= WHAT YOU NEED TO DO =
Please find all lines in the data that hold the string "Medication" and copy them.
(RECORDS SUPPLIED)
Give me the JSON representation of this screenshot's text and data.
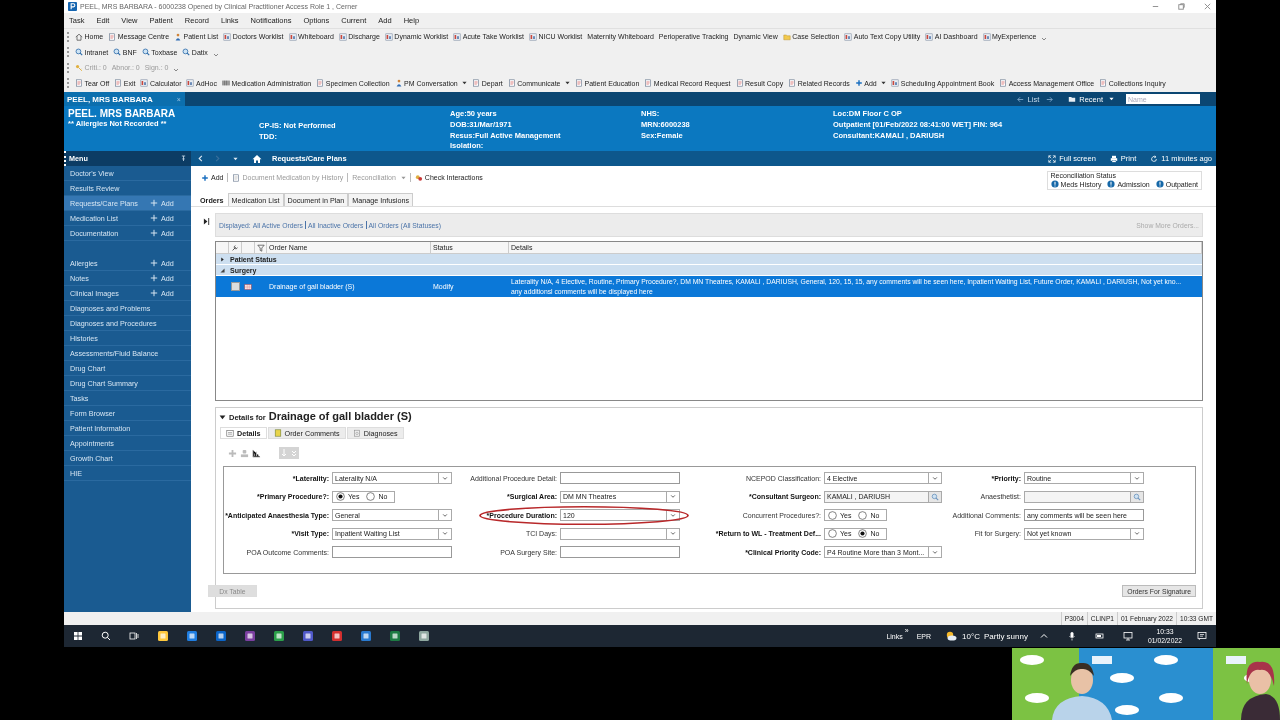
{
  "window": {
    "title": "PEEL, MRS BARBARA - 6000238 Opened by Clinical Practitioner Access Role 1 , Cerner"
  },
  "menu_bar": [
    "Task",
    "Edit",
    "View",
    "Patient",
    "Record",
    "Links",
    "Notifications",
    "Options",
    "Current",
    "Add",
    "Help"
  ],
  "toolbars": [
    {
      "overflow": true,
      "items": [
        {
          "label": "Home"
        },
        {
          "label": "Message Centre"
        },
        {
          "label": "Patient List"
        },
        {
          "label": "Doctors Worklist"
        },
        {
          "label": "Whiteboard"
        },
        {
          "label": "Discharge"
        },
        {
          "label": "Dynamic Worklist"
        },
        {
          "label": "Acute Take Worklist"
        },
        {
          "label": "NICU Worklist"
        },
        {
          "label": "Maternity Whiteboard"
        },
        {
          "label": "Perioperative Tracking"
        },
        {
          "label": "Dynamic View"
        },
        {
          "label": "Case Selection"
        },
        {
          "label": "Auto Text Copy Utility"
        },
        {
          "label": "AI Dashboard"
        },
        {
          "label": "MyExperience"
        }
      ]
    },
    {
      "overflow": true,
      "items": [
        {
          "label": "Intranet"
        },
        {
          "label": "BNF"
        },
        {
          "label": "Toxbase"
        },
        {
          "label": "Datix"
        }
      ]
    },
    {
      "overflow": true,
      "items": [
        {
          "label": "Criti.: 0",
          "disabled": true
        },
        {
          "label": "Abnor.: 0",
          "disabled": true
        },
        {
          "label": "Sign.: 0",
          "disabled": true
        }
      ]
    },
    {
      "overflow": false,
      "items": [
        {
          "label": "Tear Off",
          "dropdown": false
        },
        {
          "label": "Exit",
          "dropdown": false
        },
        {
          "label": "Calculator",
          "dropdown": false
        },
        {
          "label": "AdHoc",
          "dropdown": false
        },
        {
          "label": "Medication Administration",
          "dropdown": false
        },
        {
          "label": "Specimen Collection",
          "dropdown": false
        },
        {
          "label": "PM Conversation",
          "dropdown": true
        },
        {
          "label": "Depart",
          "dropdown": false
        },
        {
          "label": "Communicate",
          "dropdown": true
        },
        {
          "label": "Patient Education",
          "dropdown": false
        },
        {
          "label": "Medical Record Request",
          "dropdown": false
        },
        {
          "label": "Result Copy",
          "dropdown": false
        },
        {
          "label": "Related Records",
          "dropdown": false
        },
        {
          "label": "Add",
          "dropdown": true
        },
        {
          "label": "Scheduling Appointment Book",
          "dropdown": false
        },
        {
          "label": "Access Management Office",
          "dropdown": false
        },
        {
          "label": "Collections Inquiry",
          "dropdown": false
        }
      ]
    }
  ],
  "patient_tab": {
    "label": "PEEL, MRS BARBARA",
    "close": "×"
  },
  "nav": {
    "list": "List",
    "recent": "Recent",
    "search": {
      "placeholder": "Name"
    }
  },
  "banner": {
    "name": "PEEL. MRS BARBARA",
    "allergies": "** Allergies Not Recorded **",
    "columns": [
      [
        "CP-IS: Not Performed",
        "TDD:"
      ],
      [
        "Age:50 years",
        "DOB:31/Mar/1971",
        "Resus:Full Active Management",
        "Isolation:"
      ],
      [
        "NHS:",
        "MRN:6000238",
        "Sex:Female"
      ],
      [
        "Loc:DM Floor C OP",
        "Outpatient [01/Feb/2022 08:41:00 WET] FIN: 964",
        "Consultant:KAMALI , DARIUSH"
      ]
    ]
  },
  "sidebar": {
    "title": "Menu",
    "groups": [
      [
        {
          "label": "Doctor's View",
          "selected": false
        },
        {
          "label": "Results Review",
          "selected": false
        },
        {
          "label": "Requests/Care Plans",
          "add": "Add",
          "selected": true
        },
        {
          "label": "Medication List",
          "add": "Add",
          "selected": false
        },
        {
          "label": "Documentation",
          "add": "Add",
          "selected": false
        }
      ],
      [
        {
          "label": "Allergies",
          "add": "Add",
          "selected": false
        },
        {
          "label": "Notes",
          "add": "Add",
          "selected": false
        },
        {
          "label": "Clinical Images",
          "add": "Add",
          "selected": false
        },
        {
          "label": "Diagnoses and Problems",
          "selected": false
        },
        {
          "label": "Diagnoses and Procedures",
          "selected": false
        },
        {
          "label": "Histories",
          "selected": false
        },
        {
          "label": "Assessments/Fluid Balance",
          "selected": false
        },
        {
          "label": "Drug Chart",
          "selected": false
        },
        {
          "label": "Drug Chart Summary",
          "selected": false
        },
        {
          "label": "Tasks",
          "selected": false
        },
        {
          "label": "Form Browser",
          "selected": false
        },
        {
          "label": "Patient Information",
          "selected": false
        },
        {
          "label": "Appointments",
          "selected": false
        },
        {
          "label": "Growth Chart",
          "selected": false
        },
        {
          "label": "HIE",
          "selected": false
        }
      ]
    ]
  },
  "page_header": {
    "title": "Requests/Care Plans",
    "full_screen": "Full screen",
    "print": "Print",
    "refreshed": "11 minutes ago"
  },
  "actions": [
    {
      "label": "Add",
      "disabled": false,
      "dropdown": false
    },
    {
      "label": "Document Medication by History",
      "disabled": true,
      "dropdown": false
    },
    {
      "label": "Reconciliation",
      "disabled": true,
      "dropdown": true
    },
    {
      "label": "Check Interactions",
      "disabled": false,
      "dropdown": false
    }
  ],
  "reconciliation": {
    "title": "Reconciliation Status",
    "items": [
      "Meds History",
      "Admission",
      "Outpatient"
    ]
  },
  "tabs": [
    {
      "label": "Orders",
      "selected": true
    },
    {
      "label": "Medication List",
      "selected": false
    },
    {
      "label": "Document in Plan",
      "selected": false
    },
    {
      "label": "Manage Infusions",
      "selected": false
    }
  ],
  "filter": {
    "prefix": "Displayed:",
    "links": [
      "All Active Orders",
      "All Inactive Orders",
      "All Orders (All Statuses)"
    ],
    "show_more": "Show More Orders..."
  },
  "table": {
    "columns": [
      "Order Name",
      "Status",
      "Details"
    ],
    "groups": [
      {
        "label": "Patient Status",
        "expanded": false
      },
      {
        "label": "Surgery",
        "expanded": true,
        "rows": [
          {
            "name": "Drainage of gall bladder (S)",
            "status": "Modify",
            "details": [
              "Laterality N/A, 4 Elective, Routine, Primary Procedure?, DM MN Theatres, KAMALI , DARIUSH, General, 120, 15, 15, any comments will be seen here, Inpatient Waiting List, Future Order, KAMALI , DARIUSH, Not yet kno...",
              "any additionsl comments will be displayed here"
            ],
            "selected": true
          }
        ]
      }
    ]
  },
  "details": {
    "prefix": "Details for",
    "title": "Drainage of gall bladder (S)",
    "tabs": [
      {
        "label": "Details",
        "selected": true
      },
      {
        "label": "Order Comments",
        "selected": false
      },
      {
        "label": "Diagnoses",
        "selected": false
      }
    ],
    "rows": [
      [
        {
          "label": "*Laterality:",
          "required": true,
          "kind": "dropdown",
          "value": "Laterality N/A"
        },
        {
          "label": "Additional Procedure Detail:",
          "required": false,
          "kind": "text"
        },
        {
          "label": "NCEPOD Classification:",
          "required": false,
          "kind": "dropdown",
          "value": "4 Elective"
        },
        {
          "label": "*Priority:",
          "required": true,
          "kind": "dropdown",
          "value": "Routine"
        }
      ],
      [
        {
          "label": "*Primary Procedure?:",
          "required": true,
          "kind": "radio",
          "options": [
            {
              "label": "Yes",
              "selected": true
            },
            {
              "label": "No",
              "selected": false
            }
          ]
        },
        {
          "label": "*Surgical Area:",
          "required": true,
          "kind": "dropdown",
          "value": "DM MN Theatres"
        },
        {
          "label": "*Consultant Surgeon:",
          "required": true,
          "kind": "lookup",
          "value": "KAMALI , DARIUSH"
        },
        {
          "label": "Anaesthetist:",
          "required": false,
          "kind": "lookup"
        }
      ],
      [
        {
          "label": "*Anticipated Anaesthesia Type:",
          "required": true,
          "kind": "dropdown",
          "value": "General"
        },
        {
          "label": "*Procedure Duration:",
          "required": true,
          "kind": "dropdown",
          "value": "120",
          "circled": true
        },
        {
          "label": "Concurrent Procedures?:",
          "required": false,
          "kind": "radio",
          "options": [
            {
              "label": "Yes",
              "selected": false
            },
            {
              "label": "No",
              "selected": false
            }
          ]
        },
        {
          "label": "Additional Comments:",
          "required": false,
          "kind": "text",
          "value": "any comments will be seen here"
        }
      ],
      [
        {
          "label": "*Visit Type:",
          "required": true,
          "kind": "dropdown",
          "value": "Inpatient Waiting List"
        },
        {
          "label": "TCI Days:",
          "required": false,
          "kind": "dropdown"
        },
        {
          "label": "*Return to WL - Treatment Def...",
          "required": true,
          "kind": "radio",
          "options": [
            {
              "label": "Yes",
              "selected": false
            },
            {
              "label": "No",
              "selected": true
            }
          ]
        },
        {
          "label": "Fit for Surgery:",
          "required": false,
          "kind": "dropdown",
          "value": "Not yet known"
        }
      ],
      [
        {
          "label": "POA Outcome Comments:",
          "required": false,
          "kind": "text"
        },
        {
          "label": "POA Surgery Site:",
          "required": false,
          "kind": "text"
        },
        {
          "label": "*Clinical Priority Code:",
          "required": true,
          "kind": "dropdown",
          "value": "P4 Routine More than 3 Mont..."
        }
      ]
    ]
  },
  "buttons": [
    {
      "label": "Dx Table",
      "disabled": true
    },
    {
      "label": "Orders For Signature",
      "disabled": false
    }
  ],
  "status_bar": [
    "P3004",
    "CLINP1",
    "01 February 2022",
    "10:33 GMT"
  ],
  "taskbar": {
    "links": "Links",
    "chevron": "»",
    "epr": "EPR",
    "temperature": "10°C",
    "weather": "Partly sunny",
    "time": "10:33",
    "date": "01/02/2022"
  }
}
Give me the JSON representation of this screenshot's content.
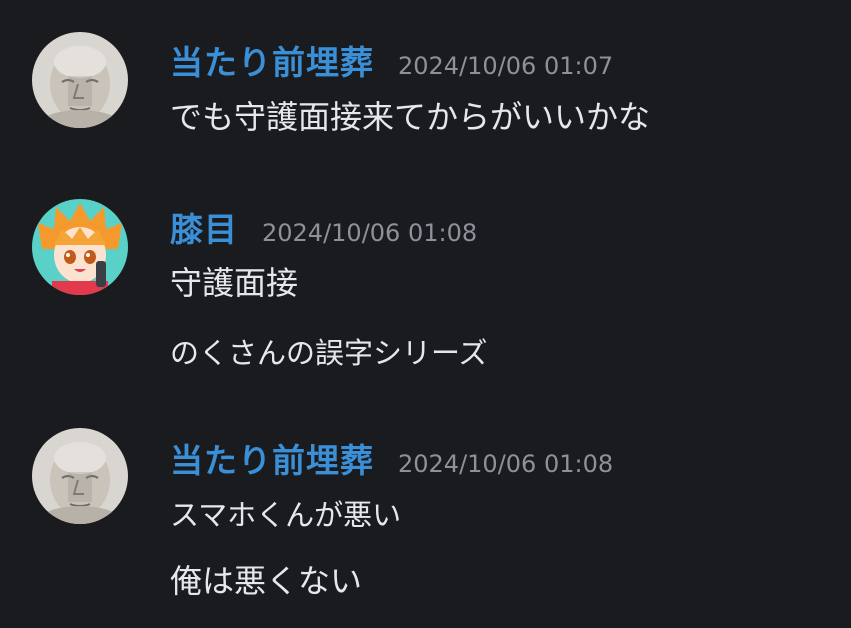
{
  "messages": [
    {
      "username": "当たり前埋葬",
      "timestamp": "2024/10/06 01:07",
      "avatar_icon": "man-face-avatar-icon",
      "lines": [
        "でも守護面接来てからがいいかな"
      ]
    },
    {
      "username": "膝目",
      "timestamp": "2024/10/06 01:08",
      "avatar_icon": "anime-character-avatar-icon",
      "lines": [
        "守護面接",
        "のくさんの誤字シリーズ"
      ]
    },
    {
      "username": "当たり前埋葬",
      "timestamp": "2024/10/06 01:08",
      "avatar_icon": "man-face-avatar-icon",
      "lines": [
        "スマホくんが悪い",
        "俺は悪くない"
      ]
    }
  ],
  "colors": {
    "background": "#1a1b1f",
    "username": "#3a8fd6",
    "timestamp": "#8d919a",
    "text": "#e6e7ea"
  }
}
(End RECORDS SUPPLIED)
= RESPONSE AREA =
          "label": "Medication Administration",
          "label": "Medication List",
      "label": "Document Medication by History",
      "label": "Medication List",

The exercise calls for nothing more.